But reports of brutality by Hamas has hurt the Islamists' image, and some credit Abbas with avoiding a civil war by keeping Palestinian security services largely out of the fighting.
In Nablus, young militants, associated with Fatah, who are known as the Al Aqsa Martyrs Brigades, reacted to events in Gaza last week by making reprisal attacks against symbols of Hamas and kidnapping some its members. Whether Abbas will now manage to rein in these renegade factions is unclear. So far, the leaders of the brigades, while loyal to the Fatah faction of the Palestine Liberation Organization (PLO), say they are not terribly impressed with Abbas's handling of the crisis in Gaza.
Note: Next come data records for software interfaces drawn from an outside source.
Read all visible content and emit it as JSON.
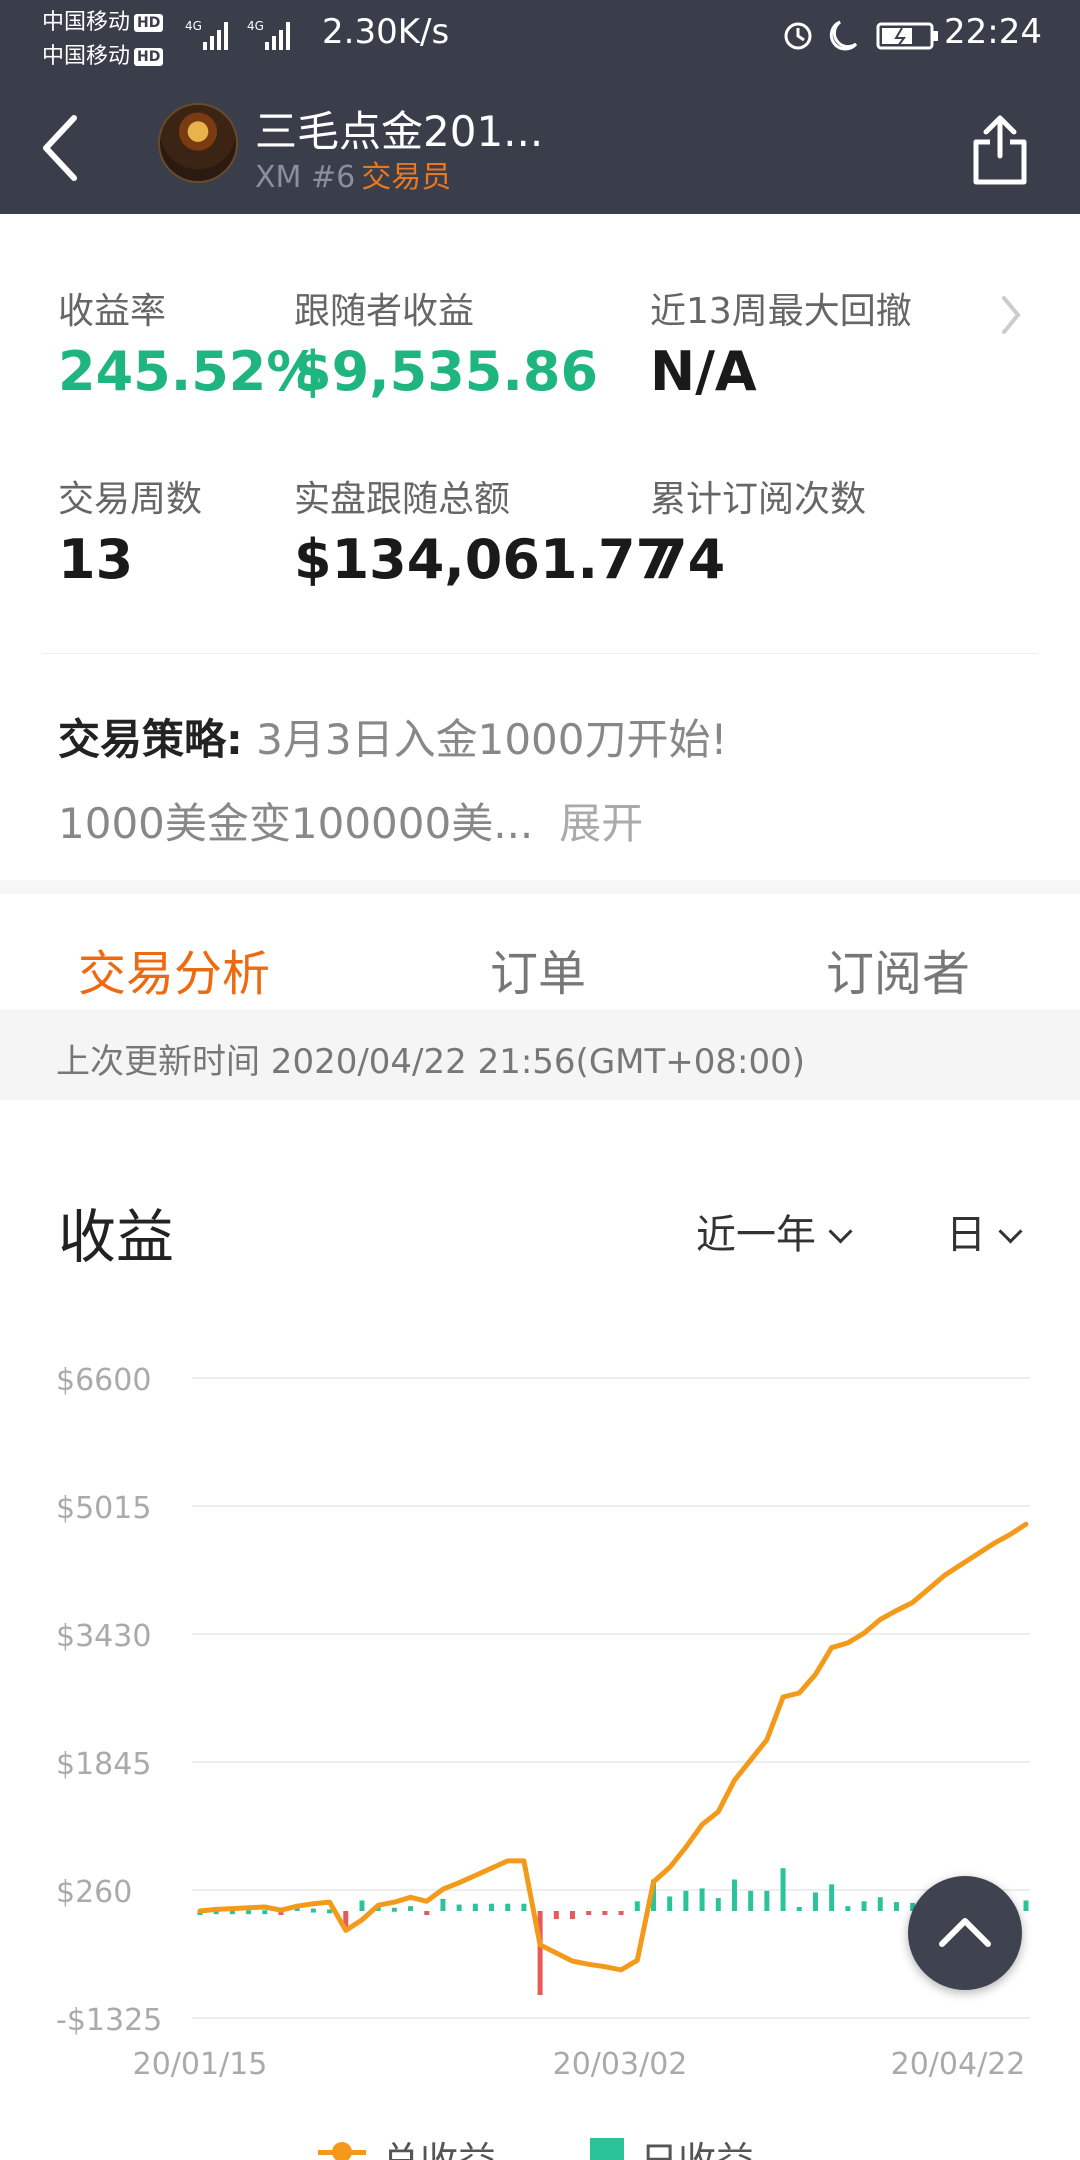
{
  "status_bar": {
    "carrier1": "中国移动",
    "carrier2": "中国移动",
    "hd": "HD",
    "net_speed": "2.30K/s",
    "time": "22:24"
  },
  "header": {
    "trader_name": "三毛点金201...",
    "trader_id": "XM #6",
    "trader_role": "交易员"
  },
  "stats": {
    "return_rate_label": "收益率",
    "return_rate_value": "245.52%",
    "follower_profit_label": "跟随者收益",
    "follower_profit_value": "$9,535.86",
    "max_drawdown_label": "近13周最大回撤",
    "max_drawdown_value": "N/A",
    "trade_weeks_label": "交易周数",
    "trade_weeks_value": "13",
    "live_follow_total_label": "实盘跟随总额",
    "live_follow_total_value": "$134,061.77",
    "subscriptions_label": "累计订阅次数",
    "subscriptions_value": "74"
  },
  "strategy": {
    "label": "交易策略:",
    "text_line1": "3月3日入金1000刀开始!",
    "text_line2": "1000美金变100000美...",
    "expand": "展开"
  },
  "tabs": [
    {
      "label": "交易分析",
      "active": true
    },
    {
      "label": "订单",
      "active": false
    },
    {
      "label": "订阅者",
      "active": false
    }
  ],
  "update": {
    "text": "上次更新时间 2020/04/22 21:56(GMT+08:00)"
  },
  "profit_section": {
    "title": "收益",
    "range_dropdown": "近一年",
    "period_dropdown": "日"
  },
  "colors": {
    "accent_orange": "#ee6a10",
    "profit_green": "#1eb57e",
    "bar_green": "#2bc49a",
    "bar_red": "#e85a5a",
    "line_orange": "#f39a1a",
    "header_bg": "#3a3e4a"
  },
  "chart_data": {
    "type": "line",
    "title": "收益",
    "ylim": [
      -1325,
      6600
    ],
    "y_ticks": [
      "$6600",
      "$5015",
      "$3430",
      "$1845",
      "$260",
      "-$1325"
    ],
    "y_tick_values": [
      6600,
      5015,
      3430,
      1845,
      260,
      -1325
    ],
    "x_ticks": [
      "20/01/15",
      "20/03/02",
      "20/04/22"
    ],
    "legend": [
      "总收益",
      "日收益"
    ],
    "series": [
      {
        "name": "总收益",
        "type": "line",
        "values": [
          0,
          20,
          30,
          40,
          50,
          10,
          60,
          90,
          110,
          -240,
          -110,
          70,
          110,
          170,
          120,
          270,
          350,
          440,
          530,
          620,
          620,
          -420,
          -520,
          -620,
          -660,
          -690,
          -730,
          -610,
          360,
          540,
          790,
          1070,
          1230,
          1620,
          1870,
          2120,
          2650,
          2700,
          2930,
          3260,
          3320,
          3440,
          3610,
          3720,
          3820,
          3990,
          4160,
          4290,
          4420,
          4550,
          4660,
          4790
        ]
      },
      {
        "name": "日收益",
        "type": "bar",
        "values": [
          0,
          10,
          10,
          10,
          10,
          -40,
          50,
          30,
          20,
          -230,
          130,
          80,
          40,
          60,
          -50,
          150,
          80,
          90,
          90,
          90,
          90,
          -1040,
          -100,
          -100,
          -40,
          -30,
          -40,
          120,
          390,
          180,
          250,
          280,
          160,
          390,
          250,
          250,
          530,
          50,
          230,
          330,
          60,
          120,
          170,
          110,
          100,
          170,
          170,
          130,
          130,
          130,
          110,
          130
        ]
      }
    ]
  }
}
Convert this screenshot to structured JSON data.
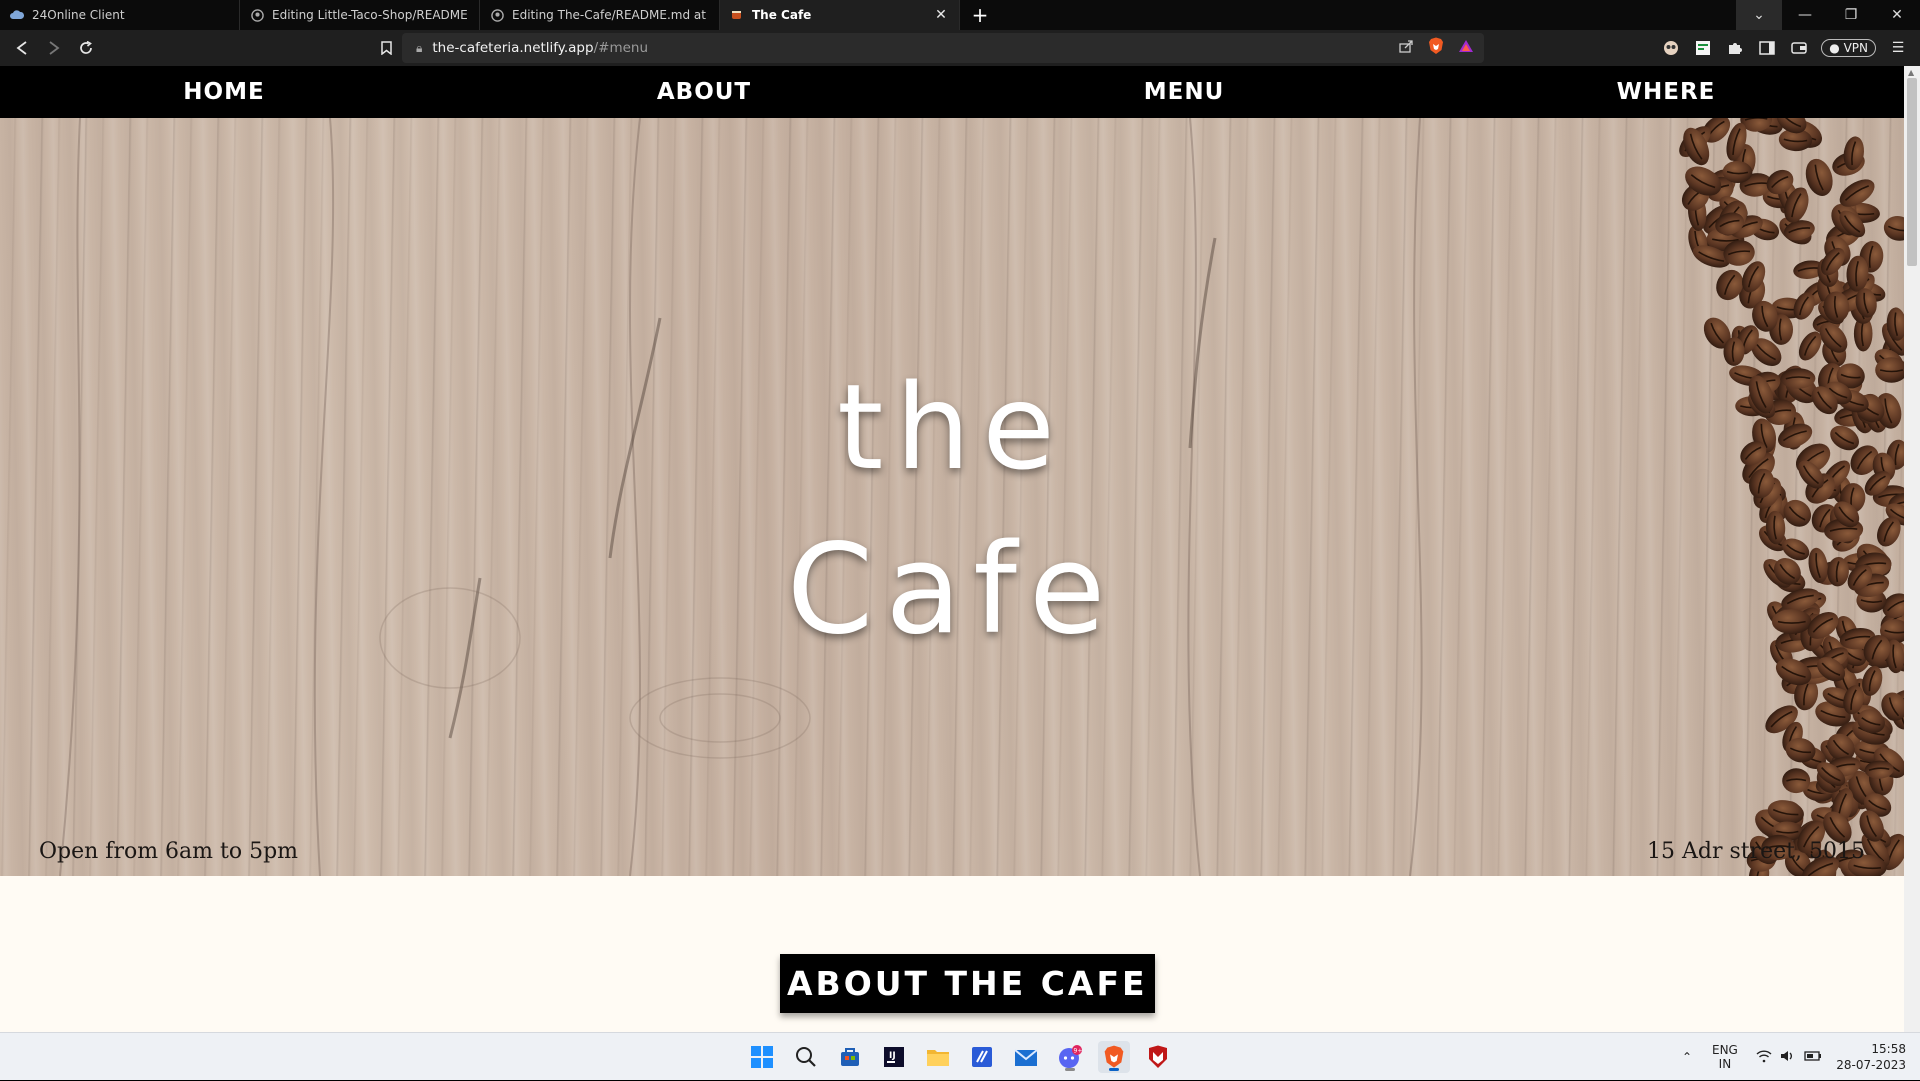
{
  "browser": {
    "tabs": [
      {
        "label": "24Online Client",
        "active": false,
        "icon": "cloud-icon"
      },
      {
        "label": "Editing Little-Taco-Shop/README.md",
        "active": false,
        "icon": "github-icon"
      },
      {
        "label": "Editing The-Cafe/README.md at main",
        "active": false,
        "icon": "github-icon"
      },
      {
        "label": "The Cafe",
        "active": true,
        "icon": "cafe-favicon-icon"
      }
    ],
    "new_tab_label": "+",
    "url": {
      "host": "the-cafeteria.netlify.app",
      "path": "/#menu"
    },
    "vpn_label": "VPN"
  },
  "site": {
    "nav": {
      "home": "HOME",
      "about": "ABOUT",
      "menu": "MENU",
      "where": "WHERE"
    },
    "hero": {
      "title_line1": "the",
      "title_line2": "Cafe",
      "hours": "Open from 6am to 5pm",
      "address": "15 Adr street, 5015"
    },
    "about_heading": "ABOUT THE CAFE"
  },
  "taskbar": {
    "lang_line1": "ENG",
    "lang_line2": "IN",
    "time": "15:58",
    "date": "28-07-2023",
    "notification_badge": "9+"
  },
  "colors": {
    "nav_bg": "#000000",
    "page_bg": "#fffbf4",
    "heading_bg": "#000000",
    "hero_text": "#ffffff"
  }
}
"Had [Abbas] given the order to fight and defend their positions in Gaza, then the outcome of the situation would have been different," says Sari Hussein, a founder and leader of the Al Aqsa Martyrs Brigades in Nablus. "His only objective was to stop the bloodshed."
But Abbas's decision to dismiss the unity government suggests a potential turnaround in his image. "When he dissolved the government, that was a very strong message," Mr. Hussein adds. "He's starting to realize that he has to target Hamas. They were taking over here, and we prepared the way for the PA to come back in."
Abbas must try to unify a fractious network of Al Aqsa militia groups that lack a centralized leadership and do not necessarily take orders from anyone but their own individual group leaders.
Formed at the start of the second intifada in September 2000, these mini-militias have tended to be more powerful than any of the PA's security forces.
Hussein, a tall and burly man who dresses in black, is concerned that Abbas, as part of the security reform and consolidation he is pushing for, will demand that militants like him give up their arms. In a speech on Wednesday, the new Palestinian prime minister, Salaam Fayyad, said the PA would no longer tolerate armed militias roving the streets of Palestinian cities.
"Why should put down my weapon?" Hussein asks. "Am I safe? Are the Israelis gone?"